Could you give the data that follows again exactly, without its pictures?

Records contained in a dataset

::::

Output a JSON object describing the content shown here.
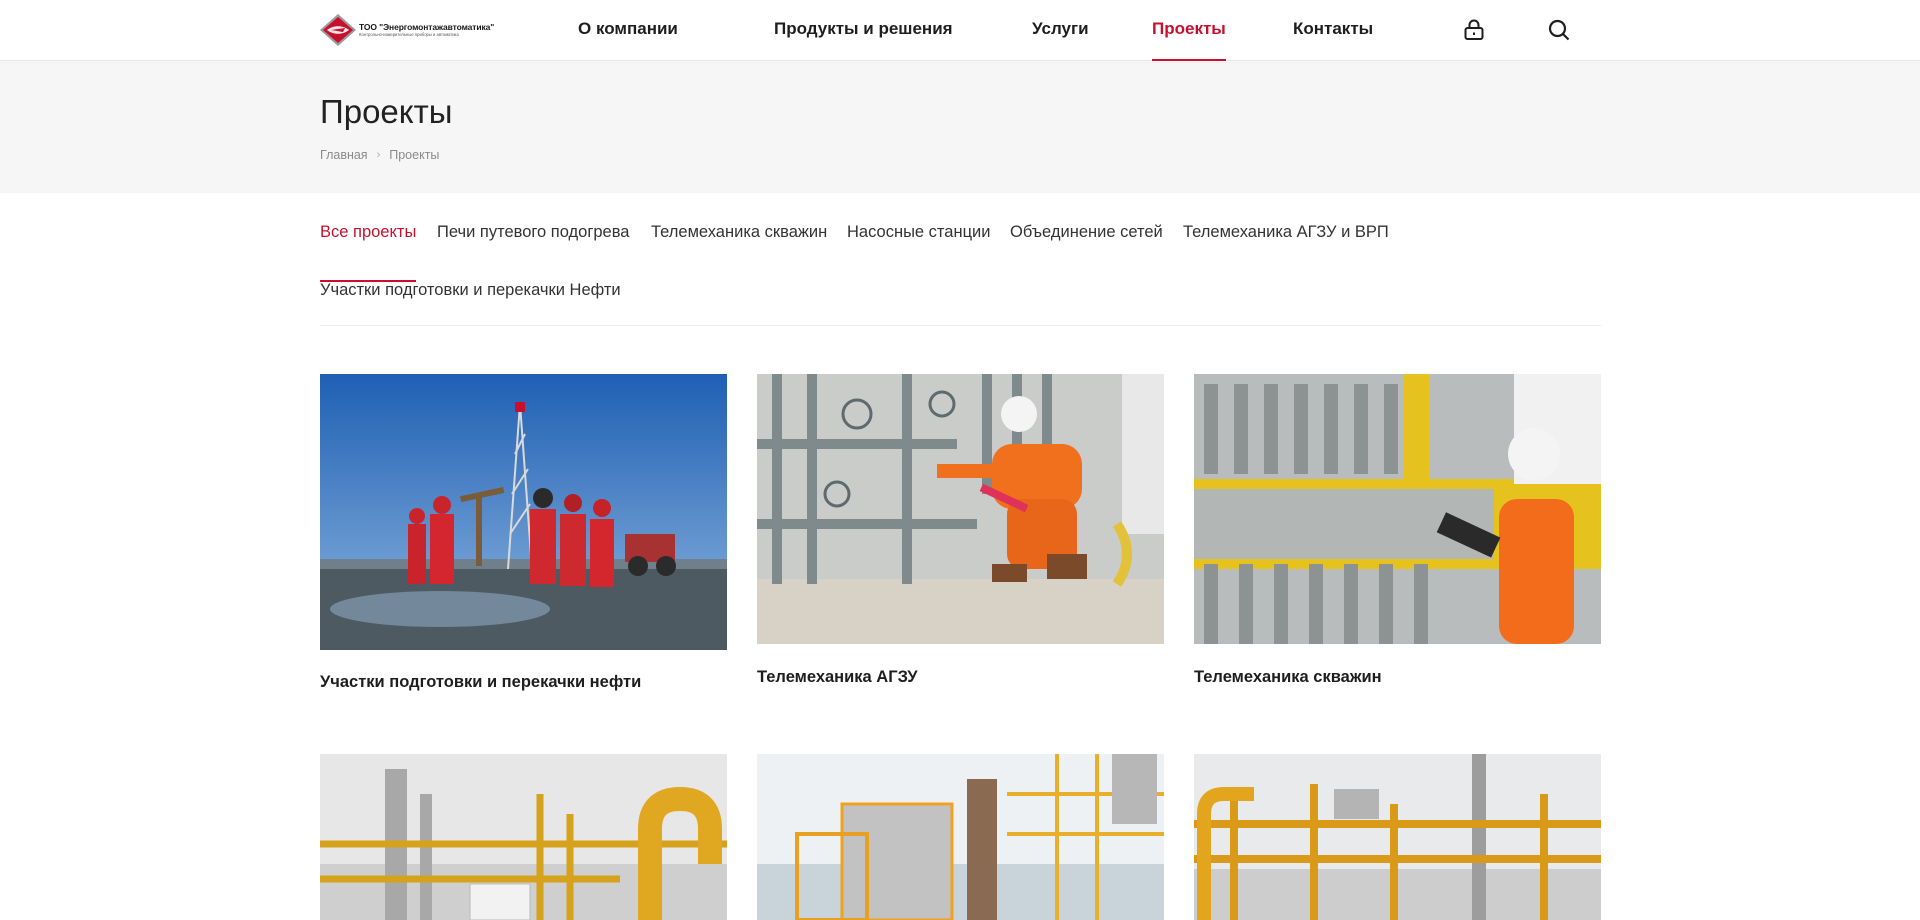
{
  "header": {
    "logo_name": "ТОО \"Энергомонтажавтоматика\"",
    "logo_sub": "Контрольно-измерительные приборы и автоматика",
    "nav": [
      {
        "label": "О компании",
        "active": false
      },
      {
        "label": "Продукты и решения",
        "active": false
      },
      {
        "label": "Услуги",
        "active": false
      },
      {
        "label": "Проекты",
        "active": true
      },
      {
        "label": "Контакты",
        "active": false
      }
    ],
    "icons": [
      "lock-icon",
      "search-icon"
    ],
    "accent_color": "#c8102e"
  },
  "page": {
    "title": "Проекты",
    "breadcrumb": [
      "Главная",
      "Проекты"
    ]
  },
  "filters": [
    {
      "label": "Все проекты",
      "active": true
    },
    {
      "label": "Печи путевого подогрева",
      "active": false
    },
    {
      "label": "Телемеханика скважин",
      "active": false
    },
    {
      "label": "Насосные станции",
      "active": false
    },
    {
      "label": "Объединение сетей",
      "active": false
    },
    {
      "label": "Телемеханика АГЗУ и ВРП",
      "active": false
    },
    {
      "label": "Участки подготовки и перекачки Нефти",
      "active": false
    }
  ],
  "projects": [
    {
      "title": "Участки подготовки и перекачки нефти",
      "image": "oilfield-workers-photo"
    },
    {
      "title": "Телемеханика АГЗУ",
      "image": "engineer-valves-photo"
    },
    {
      "title": "Телемеханика скважин",
      "image": "engineer-panel-photo"
    },
    {
      "title": "",
      "image": "refinery-yellow-pipes-photo"
    },
    {
      "title": "",
      "image": "offshore-platform-photo"
    },
    {
      "title": "",
      "image": "gas-plant-photo"
    }
  ]
}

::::

* _OUTPUT OF THE TASK_:
Output a JSON object describing the content shown here.
{
  "header": {
    "logo_name": "ТОО \"Энергомонтажавтоматика\"",
    "logo_sub": "Контрольно-измерительные приборы и автоматика",
    "nav": [
      {
        "label": "О компании",
        "active": false
      },
      {
        "label": "Продукты и решения",
        "active": false
      },
      {
        "label": "Услуги",
        "active": false
      },
      {
        "label": "Проекты",
        "active": true
      },
      {
        "label": "Контакты",
        "active": false
      }
    ],
    "icons": [
      "lock-icon",
      "search-icon"
    ],
    "accent_color": "#c8102e"
  },
  "page": {
    "title": "Проекты",
    "breadcrumb": [
      "Главная",
      "Проекты"
    ]
  },
  "filters": [
    {
      "label": "Все проекты",
      "active": true
    },
    {
      "label": "Печи путевого подогрева",
      "active": false
    },
    {
      "label": "Телемеханика скважин",
      "active": false
    },
    {
      "label": "Насосные станции",
      "active": false
    },
    {
      "label": "Объединение сетей",
      "active": false
    },
    {
      "label": "Телемеханика АГЗУ и ВРП",
      "active": false
    },
    {
      "label": "Участки подготовки и перекачки Нефти",
      "active": false
    }
  ],
  "projects": [
    {
      "title": "Участки подготовки и перекачки нефти",
      "image": "oilfield-workers-photo"
    },
    {
      "title": "Телемеханика АГЗУ",
      "image": "engineer-valves-photo"
    },
    {
      "title": "Телемеханика скважин",
      "image": "engineer-panel-photo"
    },
    {
      "title": "",
      "image": "refinery-yellow-pipes-photo"
    },
    {
      "title": "",
      "image": "offshore-platform-photo"
    },
    {
      "title": "",
      "image": "gas-plant-photo"
    }
  ]
}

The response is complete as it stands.